**The task:**
Below are records; copy every line in them that holds the word "Full".

**Available data:**
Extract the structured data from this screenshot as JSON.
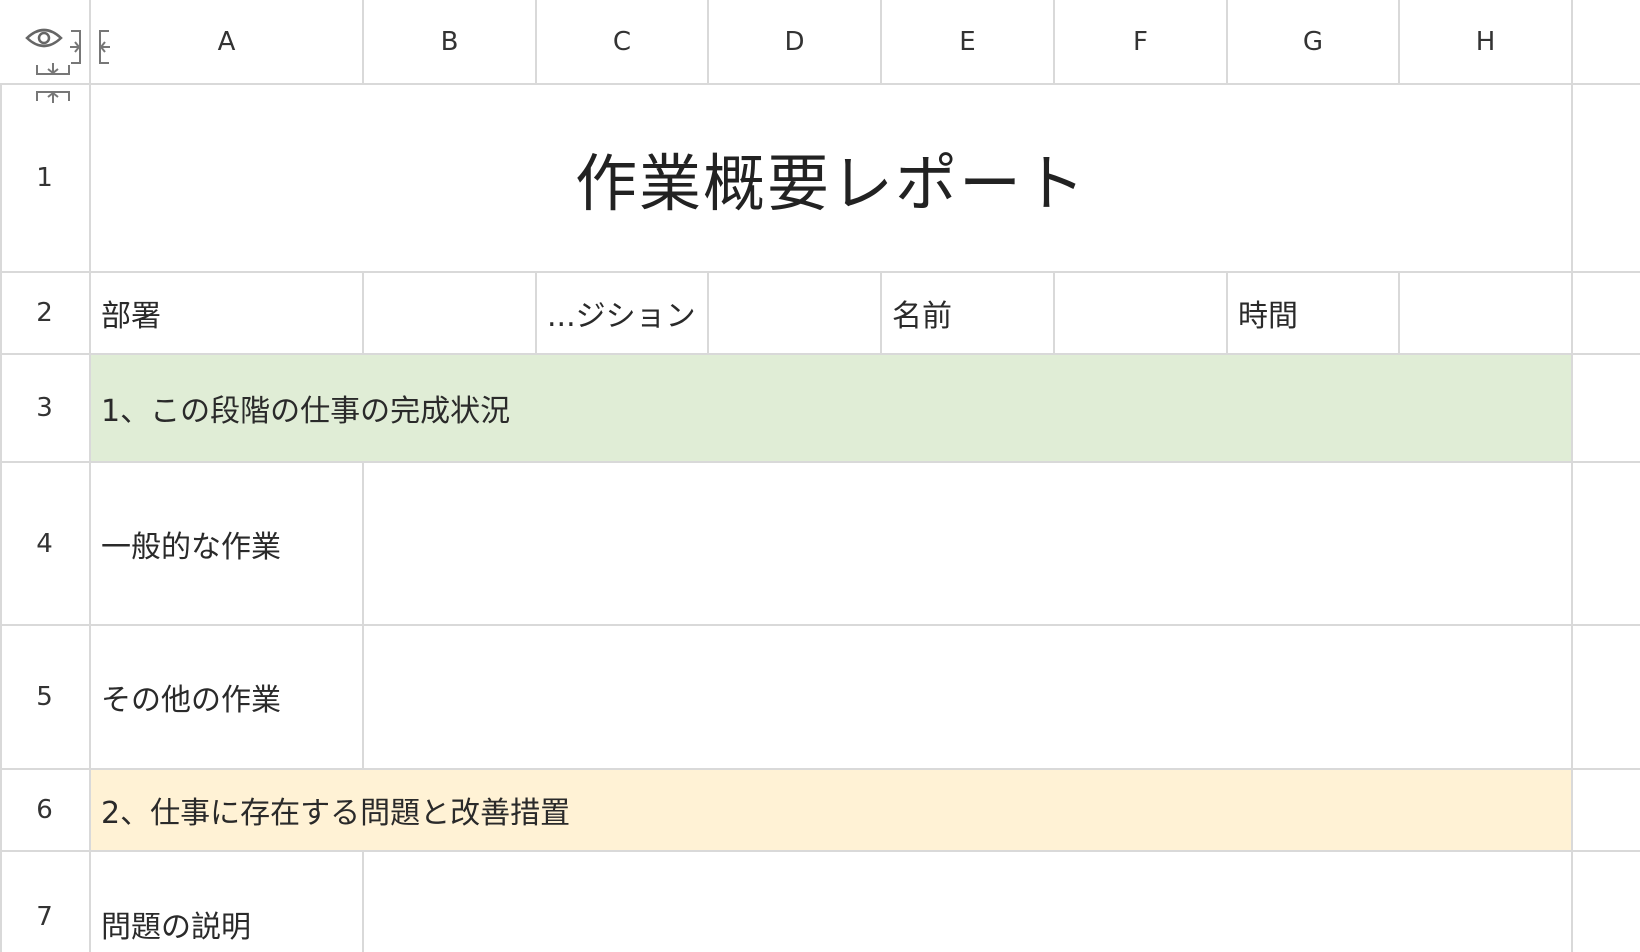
{
  "columns": [
    "A",
    "B",
    "C",
    "D",
    "E",
    "F",
    "G",
    "H"
  ],
  "rows": [
    "1",
    "2",
    "3",
    "4",
    "5",
    "6",
    "7"
  ],
  "cells": {
    "title": "作業概要レポート",
    "dept_label": "部署",
    "position_label": "...ジション",
    "name_label": "名前",
    "time_label": "時間",
    "section1": "1、この段階の仕事の完成状況",
    "general_work": "一般的な作業",
    "other_work": "その他の作業",
    "section2": "2、仕事に存在する問題と改善措置",
    "problem_desc": "問題の説明"
  },
  "colors": {
    "section1_fill": "#e0edd6",
    "section2_fill": "#fff2d5",
    "grid": "#d9d9d9"
  },
  "icons": [
    "eye-icon",
    "collapse-columns-icon",
    "collapse-rows-icon"
  ]
}
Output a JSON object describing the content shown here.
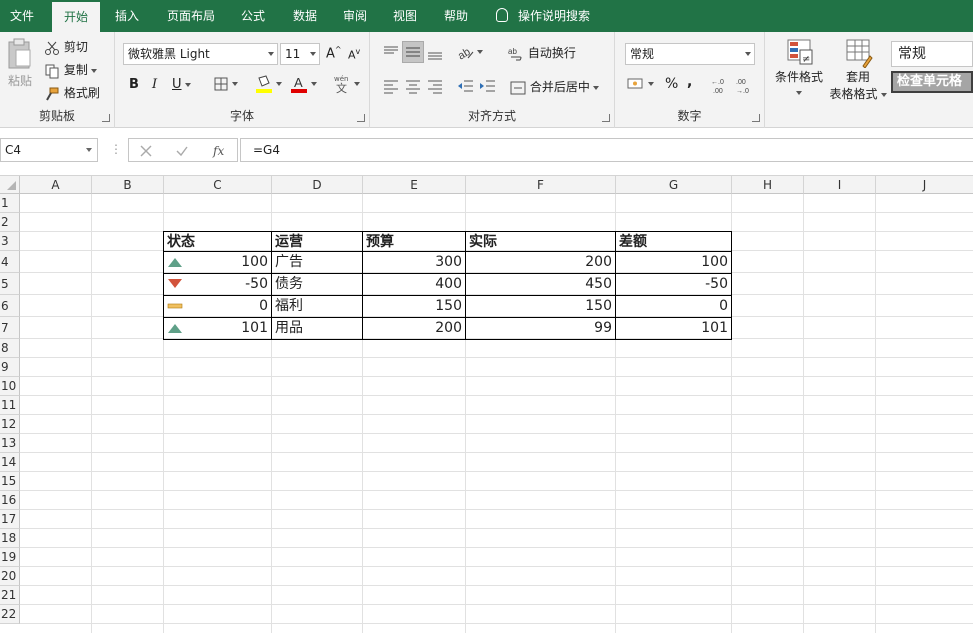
{
  "tabs": [
    "文件",
    "开始",
    "插入",
    "页面布局",
    "公式",
    "数据",
    "审阅",
    "视图",
    "帮助"
  ],
  "tell_me": "操作说明搜索",
  "clipboard": {
    "paste": "粘贴",
    "cut": "剪切",
    "copy": "复制",
    "format_painter": "格式刷",
    "label": "剪贴板"
  },
  "font": {
    "name": "微软雅黑 Light",
    "size": "11",
    "bold": "B",
    "italic": "I",
    "underline": "U",
    "grow": "A",
    "shrink": "A",
    "label": "字体"
  },
  "alignment": {
    "wrap_text": "自动换行",
    "merge_center": "合并后居中",
    "label": "对齐方式"
  },
  "number": {
    "format": "常规",
    "percent": "%",
    "comma": ",",
    "label": "数字"
  },
  "styles": {
    "conditional": "条件格式",
    "table_line1": "套用",
    "table_line2": "表格格式",
    "style_normal": "常规",
    "style_check": "检查单元格"
  },
  "name_box": "C4",
  "formula": "=G4",
  "columns": [
    "A",
    "B",
    "C",
    "D",
    "E",
    "F",
    "G",
    "H",
    "I",
    "J"
  ],
  "rows": [
    "1",
    "2",
    "3",
    "4",
    "5",
    "6",
    "7",
    "8",
    "9",
    "10",
    "11",
    "12",
    "13",
    "14",
    "15",
    "16",
    "17",
    "18",
    "19",
    "20",
    "21",
    "22"
  ],
  "table": {
    "headers": [
      "状态",
      "运营",
      "预算",
      "实际",
      "差额"
    ],
    "rows": [
      {
        "status": "100",
        "icon": "up",
        "name": "广告",
        "budget": "300",
        "actual": "200",
        "diff": "100"
      },
      {
        "status": "-50",
        "icon": "down",
        "name": "债务",
        "budget": "400",
        "actual": "450",
        "diff": "-50"
      },
      {
        "status": "0",
        "icon": "flat",
        "name": "福利",
        "budget": "150",
        "actual": "150",
        "diff": "0"
      },
      {
        "status": "101",
        "icon": "up",
        "name": "用品",
        "budget": "200",
        "actual": "99",
        "diff": "101"
      }
    ]
  },
  "colors": {
    "brand": "#217346",
    "up": "#5fa088",
    "down": "#d2533b",
    "flat": "#f0c060"
  }
}
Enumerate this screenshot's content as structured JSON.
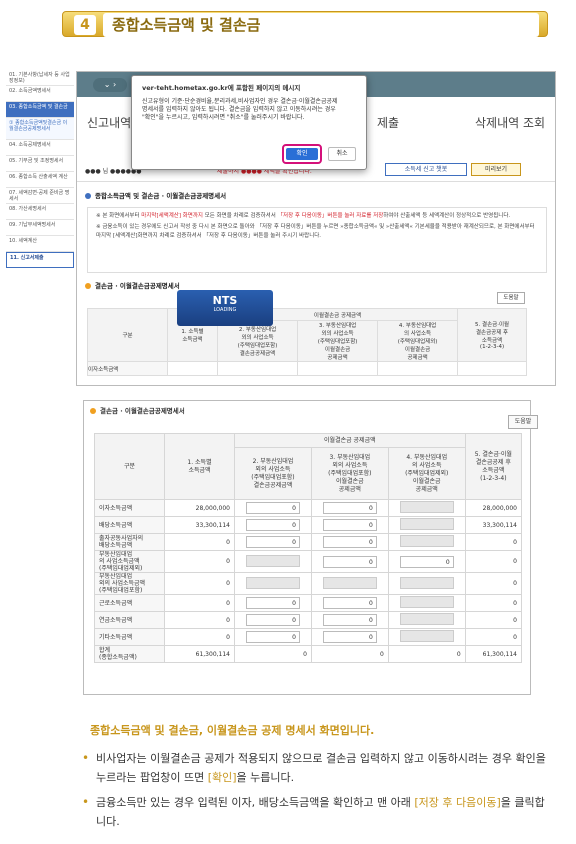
{
  "banner": {
    "num": "4",
    "title": "종합소득금액 및 결손금"
  },
  "nav": [
    {
      "label": "01. 기본사항(납세자 등 사업장정보)",
      "type": "item"
    },
    {
      "label": "02. 소득금액명세서",
      "type": "item"
    },
    {
      "label": "03. 종합소득금액 및 결손금",
      "type": "sel"
    },
    {
      "label": "① 종합소득금액및결손금 이월결손금공제명세서",
      "type": "sub"
    },
    {
      "label": "04. 소득공제명세서",
      "type": "item"
    },
    {
      "label": "05. 기부금 및 조정명세서",
      "type": "item"
    },
    {
      "label": "06. 종합소득 산출세액 계산",
      "type": "item"
    },
    {
      "label": "07. 세액감면·공제 준비금 명세서",
      "type": "item"
    },
    {
      "label": "08. 가산세명세서",
      "type": "item"
    },
    {
      "label": "09. 기납부세액명세서",
      "type": "item"
    },
    {
      "label": "10. 세액계산",
      "type": "item"
    },
    {
      "label": "11. 신고서제출",
      "type": "last"
    }
  ],
  "shot1": {
    "tab_left": "신고내역",
    "tab_mid": "제출",
    "tab_right": "삭제내역 조회",
    "dialog": {
      "title": "ver-teht.hometax.go.kr에 포함된 페이지의 메시지",
      "body": "신고유형이 기준·단순경비율,분리과세,비사업자인 경우 결손금·이월결손금공제명세서를 입력하지 않아도 됩니다. 결손금을 입력하지 않고 이동하시려는 경우 \"확인\"을 누르시고, 입력하시려면 \"취소\"를 눌러주시기 바랍니다.",
      "ok": "확인",
      "cancel": "취소"
    },
    "row_text": "●●● 님 ●●●●●●",
    "row_warn": "제출하시 ●●●● 세액을 확인합니다.",
    "btn_chat": "소득세 신고 챗봇",
    "btn_preview": "미리보기",
    "section": "종합소득금액 및 결손금 · 이월결손금공제명세서",
    "note1a": "※ 본 화면에서부터 ",
    "note1b": "마지막[세액계산] 화면까지",
    "note1c": " 모든 화면을 차례로 검증하셔서 ",
    "note1d": "「저장 후 다음이동」버튼을 눌러 자료를 저장",
    "note1e": "하여야 산출세액 등 세액계산이 정상적으로 반영됩니다.",
    "note2": "※ 금융소득이 있는 경우에도 신고서 작성 중 다시 본 화면으로 돌아와 「저장 후 다음이동」버튼을 누르면 »종합소득금액« 및 »산출세액« 기본세율을 적용받아 재계산되므로, 본 화면에서부터 마지막 [세액계산]화면까지 차례로 검증하셔서 「저장 후 다음이동」버튼을 눌러 주시기 바랍니다.",
    "section2": "결손금 · 이월결손금공제명세서",
    "loading_title": "NTS",
    "loading_sub": "LOADING",
    "help": "도움말",
    "row_label": "이자소득금액"
  },
  "shot2": {
    "section": "결손금 · 이월결손금공제명세서",
    "help": "도움말",
    "group_header": "이월결손금 공제금액",
    "headers": [
      "구분",
      "1. 소득별\n소득금액",
      "2. 부동산임대업\n외의 사업소득\n(주택임대업포함)\n결손금공제금액",
      "3. 부동산임대업\n외의 사업소득\n(주택임대업포함)\n이월결손금\n공제금액",
      "4. 부동산임대업\n의 사업소득\n(주택임대업제외)\n이월결손금\n공제금액",
      "5. 결손금·이월\n결손금공제 후\n소득금액\n(1-2-3-4)"
    ],
    "rows": [
      {
        "label": "이자소득금액",
        "c1": "28,000,000",
        "c2": "0",
        "c3": "0",
        "c4": "",
        "c5": "28,000,000"
      },
      {
        "label": "배당소득금액",
        "c1": "33,300,114",
        "c2": "0",
        "c3": "0",
        "c4": "",
        "c5": "33,300,114"
      },
      {
        "label": "출자공동사업자의\n배당소득금액",
        "c1": "0",
        "c2": "0",
        "c3": "0",
        "c4": "",
        "c5": "0"
      },
      {
        "label": "부동산임대업\n의 사업소득금액\n(주택임대업제외)",
        "c1": "0",
        "c2": "",
        "c3": "0",
        "c4": "0",
        "c5": "0"
      },
      {
        "label": "부동산임대업\n외의 사업소득금액\n(주택임대업포함)",
        "c1": "0",
        "c2": "",
        "c3": "",
        "c4": "",
        "c5": "0"
      },
      {
        "label": "근로소득금액",
        "c1": "0",
        "c2": "0",
        "c3": "0",
        "c4": "",
        "c5": "0"
      },
      {
        "label": "연금소득금액",
        "c1": "0",
        "c2": "0",
        "c3": "0",
        "c4": "",
        "c5": "0"
      },
      {
        "label": "기타소득금액",
        "c1": "0",
        "c2": "0",
        "c3": "0",
        "c4": "",
        "c5": "0"
      },
      {
        "label": "합계\n(종합소득금액)",
        "c1": "61,300,114",
        "c2": "0",
        "c3": "0",
        "c4": "0",
        "c5": "61,300,114"
      }
    ]
  },
  "desc": {
    "heading": "종합소득금액 및 결손금, 이월결손금 공제 명세서 화면입니다.",
    "b1a": "비사업자는 이월결손금 공제가 적용되지 않으므로 결손금 입력하지 않고 이동하시려는 경우 확인을 누르라는 팝업창이 뜨면 ",
    "b1b": "[확인]",
    "b1c": "을 누릅니다.",
    "b2a": "금융소득만 있는 경우 입력된 이자, 배당소득금액을 확인하고 맨 아래 ",
    "b2b": "[저장 후 다음이동]",
    "b2c": "을 클릭합니다."
  },
  "colors": {
    "accent": "#c8961c",
    "blue": "#3f6fbf",
    "red": "#d2202a"
  }
}
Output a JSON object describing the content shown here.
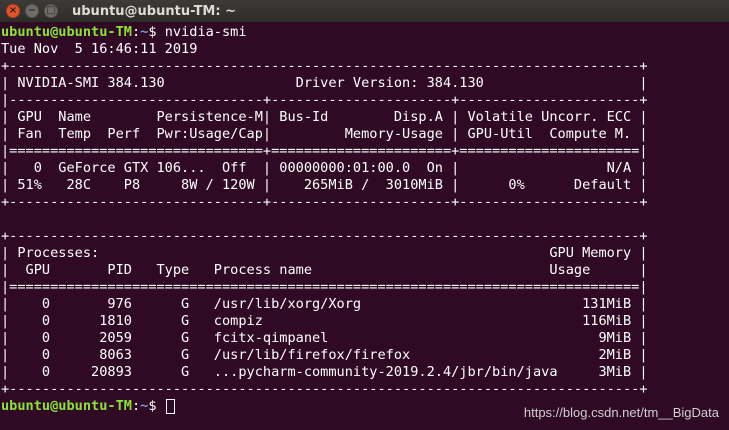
{
  "window": {
    "title": "ubuntu@ubuntu-TM: ~",
    "close_glyph": "×",
    "minimize_glyph": "−",
    "maximize_glyph": "□"
  },
  "prompt": {
    "user_host": "ubuntu@ubuntu-TM",
    "colon": ":",
    "path": "~",
    "symbol": "$ ",
    "command": "nvidia-smi"
  },
  "output_lines": [
    "Tue Nov  5 16:46:11 2019       ",
    "+-----------------------------------------------------------------------------+",
    "| NVIDIA-SMI 384.130                Driver Version: 384.130                   |",
    "|-------------------------------+----------------------+----------------------+",
    "| GPU  Name        Persistence-M| Bus-Id        Disp.A | Volatile Uncorr. ECC |",
    "| Fan  Temp  Perf  Pwr:Usage/Cap|         Memory-Usage | GPU-Util  Compute M. |",
    "|===============================+======================+======================|",
    "|   0  GeForce GTX 106...  Off  | 00000000:01:00.0  On |                  N/A |",
    "| 51%   28C    P8     8W / 120W |    265MiB /  3010MiB |      0%      Default |",
    "+-------------------------------+----------------------+----------------------+",
    "                                                                               ",
    "+-----------------------------------------------------------------------------+",
    "| Processes:                                                       GPU Memory |",
    "|  GPU       PID   Type   Process name                             Usage      |",
    "|=============================================================================|",
    "|    0       976      G   /usr/lib/xorg/Xorg                           131MiB |",
    "|    0      1810      G   compiz                                       116MiB |",
    "|    0      2059      G   fcitx-qimpanel                                 9MiB |",
    "|    0      8063      G   /usr/lib/firefox/firefox                       2MiB |",
    "|    0     20893      G   ...pycharm-community-2019.2.4/jbr/bin/java     3MiB |",
    "+-----------------------------------------------------------------------------+"
  ],
  "watermark": "https://blog.csdn.net/tm__BigData",
  "colors": {
    "background": "#300a24",
    "prompt_user": "#8ae234",
    "prompt_path": "#729fcf",
    "text": "#ffffff"
  }
}
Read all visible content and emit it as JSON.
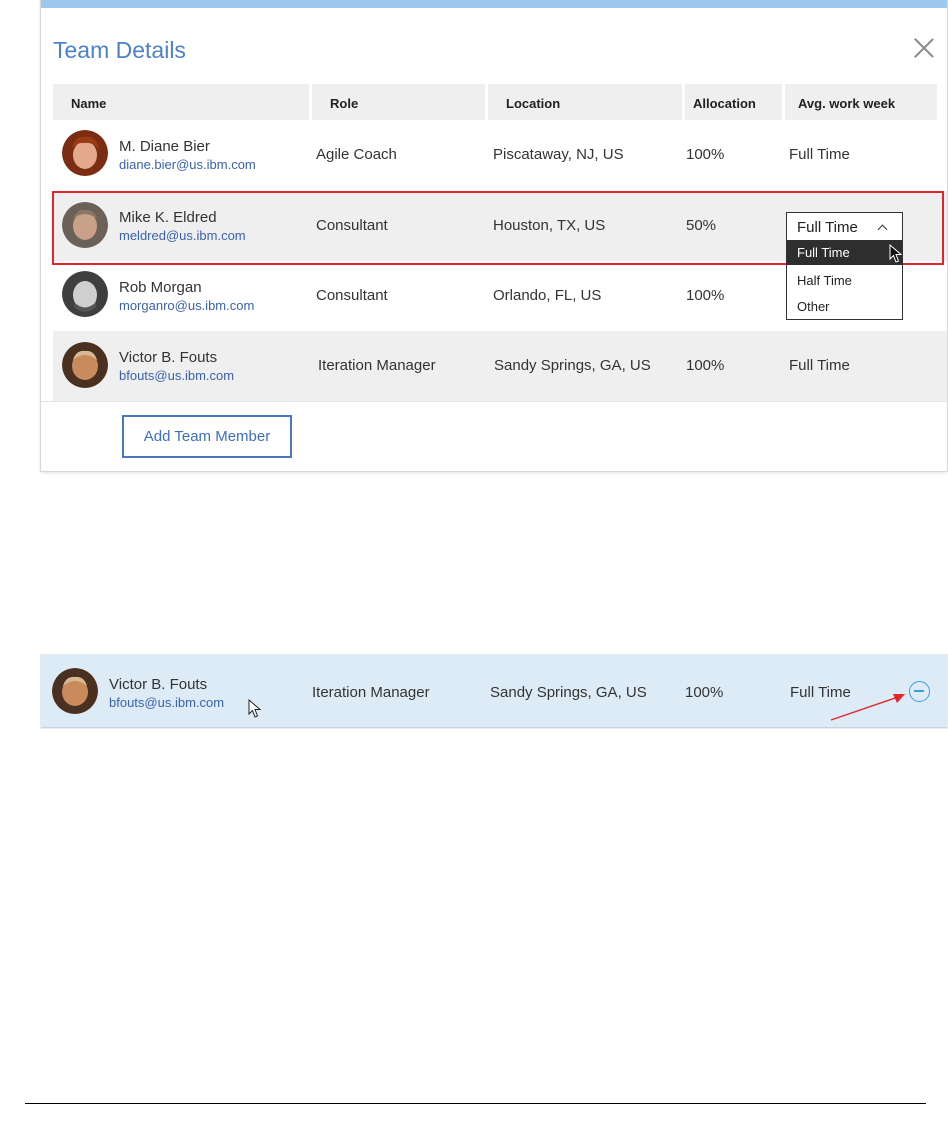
{
  "modal": {
    "title": "Team Details",
    "add_button_label": "Add Team Member",
    "columns": [
      "Name",
      "Role",
      "Location",
      "Allocation",
      "Avg. work week"
    ],
    "rows": [
      {
        "name": "M. Diane Bier",
        "email": "diane.bier@us.ibm.com",
        "role": "Agile Coach",
        "location": "Piscataway, NJ, US",
        "allocation": "100%",
        "work_week": "Full Time"
      },
      {
        "name": "Mike K. Eldred",
        "email": "meldred@us.ibm.com",
        "role": "Consultant",
        "location": "Houston, TX, US",
        "allocation": "50%",
        "work_week": "Full Time"
      },
      {
        "name": "Rob Morgan",
        "email": "morganro@us.ibm.com",
        "role": "Consultant",
        "location": "Orlando, FL, US",
        "allocation": "100%",
        "work_week": ""
      },
      {
        "name": "Victor B. Fouts",
        "email": "bfouts@us.ibm.com",
        "role": "Iteration Manager",
        "location": "Sandy Springs, GA, US",
        "allocation": "100%",
        "work_week": "Full Time"
      }
    ],
    "dropdown": {
      "selected": "Full Time",
      "options": [
        "Full Time",
        "Half Time",
        "Other"
      ],
      "highlighted": "Full Time"
    }
  },
  "hover_row": {
    "name": "Victor B. Fouts",
    "email": "bfouts@us.ibm.com",
    "role": "Iteration Manager",
    "location": "Sandy Springs, GA, US",
    "allocation": "100%",
    "work_week": "Full Time"
  },
  "colors": {
    "title_blue": "#4d82c8",
    "highlight_red": "#e3242b",
    "hover_row_bg": "#ddebf7",
    "remove_icon": "#3d9ee0"
  },
  "icons": [
    "close-icon",
    "chevron-up-icon",
    "cursor-icon",
    "minus-circle-icon",
    "arrow-annotation-icon"
  ]
}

**Answer to this problem:**
        "work_week": "Full Time"
        "work_week": "Full Time"
        "work_week": "Full Time"
      "selected": "Full Time",
        "Full Time",
      "highlighted": "Full Time"
    "work_week": "Full Time"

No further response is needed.